A 1963 analysis of the stadium’s affairs for the previous five years by Comptroller Tanabe reported, “…Today it (Honolulu Stadium, Limited) owns 398,912 square feet (9.158 acres) of land which was appraised in 1960 to be worth $1,200,000 as is.” The net income for the previous five years averaged $23,000, with the University receiving dividends from 1943 to 1962 that totaled $95,680.45, distributed between athletic scholarships (43.2%) and general university scholarships (56.8%). The major stockholders at this time were:
Major Stockholders Shares Percent
University of Hawaii 9,128 61.38%
ASUH 1,481 9.96%
Alice Wakaki 1,652 11.11%
Capital Investment Co. 1,500 10.09%
Others (71 individuals owning one to a maximum of 147 shares each) 1,110 7.46%
Treasury Stock 129

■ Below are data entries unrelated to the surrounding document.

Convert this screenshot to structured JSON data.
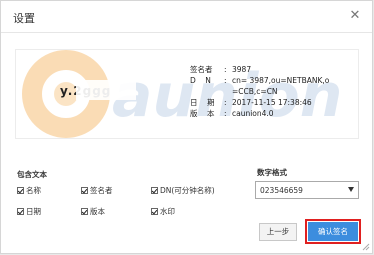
{
  "dialog": {
    "title": "设置",
    "close_glyph": "✕"
  },
  "preview": {
    "signer_name": "y.2ggg",
    "watermark_text": "Caunion",
    "info": [
      {
        "key": "签名者",
        "value": "3987"
      },
      {
        "key": "D    N",
        "value": "cn=      3987,ou=NETBANK,o"
      },
      {
        "key": "",
        "value": "=CCB,c=CN"
      },
      {
        "key": "日    期",
        "value": "2017-11-15 17:38:46"
      },
      {
        "key": "版    本",
        "value": "caunion4.0"
      }
    ],
    "colon": ":"
  },
  "content_section": {
    "label": "包含文本",
    "options": [
      {
        "label": "名称",
        "checked": true
      },
      {
        "label": "签名者",
        "checked": true
      },
      {
        "label": "DN(可分钟名称)",
        "checked": true
      },
      {
        "label": "日期",
        "checked": true
      },
      {
        "label": "版本",
        "checked": true
      },
      {
        "label": "水印",
        "checked": true
      }
    ]
  },
  "digit_format": {
    "label": "数字格式",
    "selected": "023546659"
  },
  "buttons": {
    "prev": "上一步",
    "confirm": "确认签名"
  },
  "colors": {
    "accent": "#3c8dde",
    "highlight": "#e02020",
    "watermark_orange": "#f3b25a",
    "watermark_blue": "#6d94c9"
  }
}
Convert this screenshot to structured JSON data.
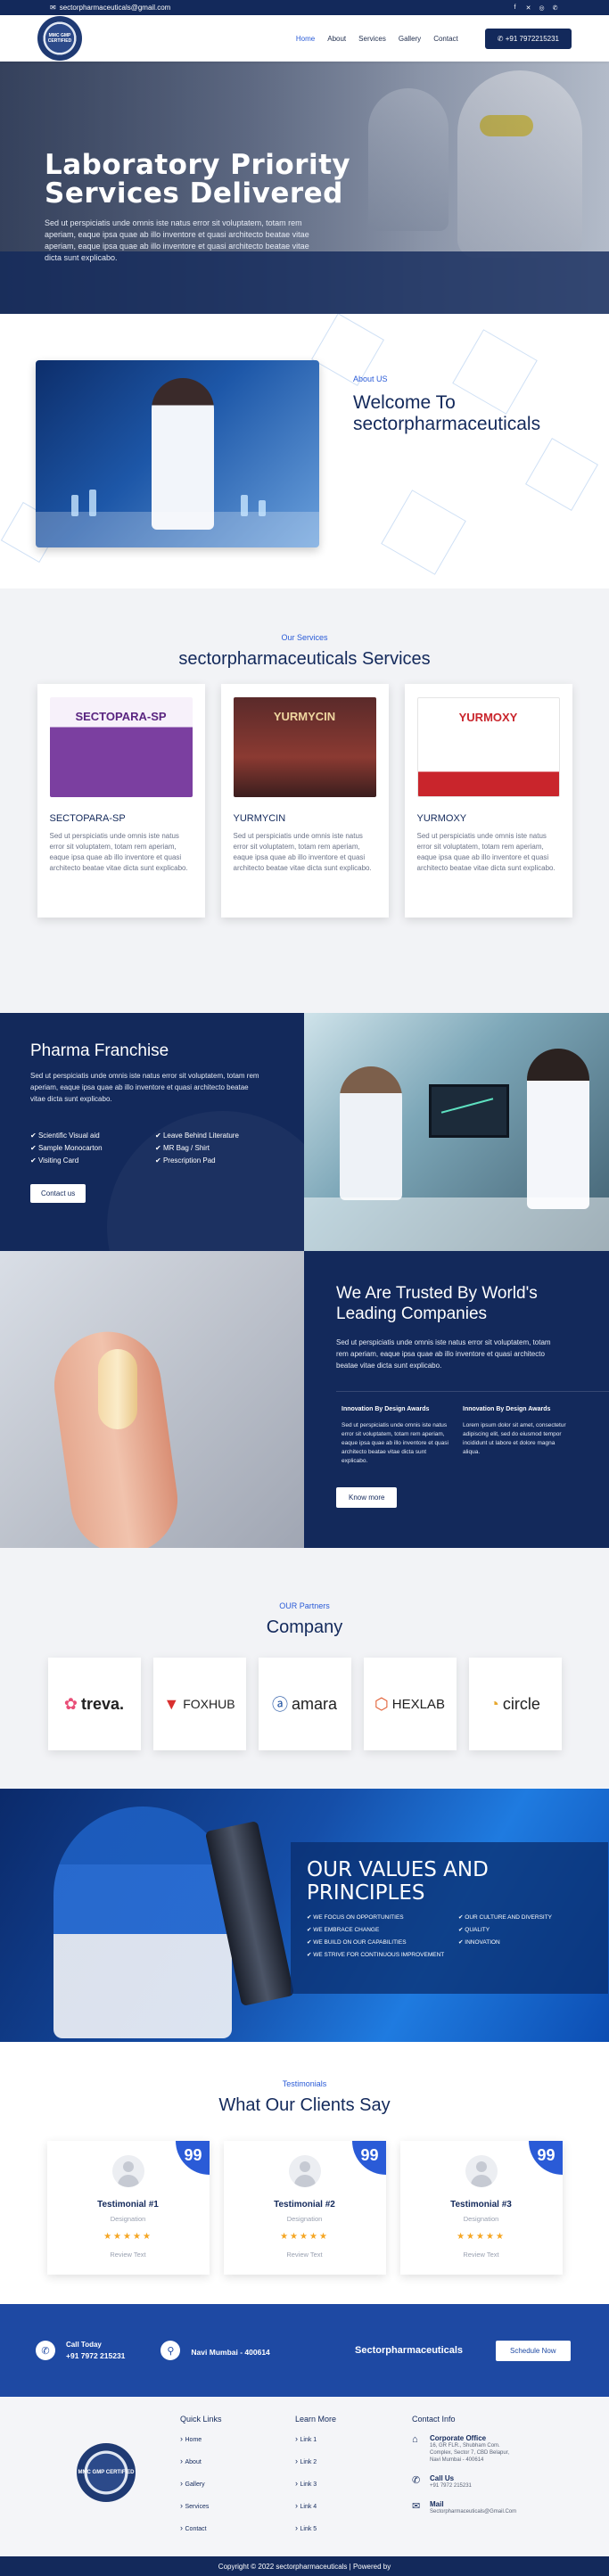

A civil court Complaint for Declaratory Relief on behalf of ASUH against UH was filed in 1974 seeking confirmation of their right and legal capacity to hold stock in the Honolulu Stadium, Ltd. and right and legal capacity to hold land in its own name providing them the right to enter into a joint venture agreement with UH in the event of liquidation of shares.
In 1976 the stockholders of Honolulu Stadium, Ltd. agreed to sell their holdings to the State, which had offered them—under threat of condemnation—$8.5 million, slightly less than the appraised value. The directors reasoned that negotiating a higher price would involve continued costly operation of the facility, without the benefits of quick reinvestment of proceeds. Director Chinn Ho wrote to, “I would prefer to put my faith in the market rather than in the termites.” Now worth $571 per share, the University and ASUH together realized nearly $6 million following liquidation.
 A University entomologist used the facility for termite studies.
 Veteran ticket taker reported to be holding her shares for ‘sentimental reasons.’
 Pers. Comm, Ian Mattoch, May 14, 2019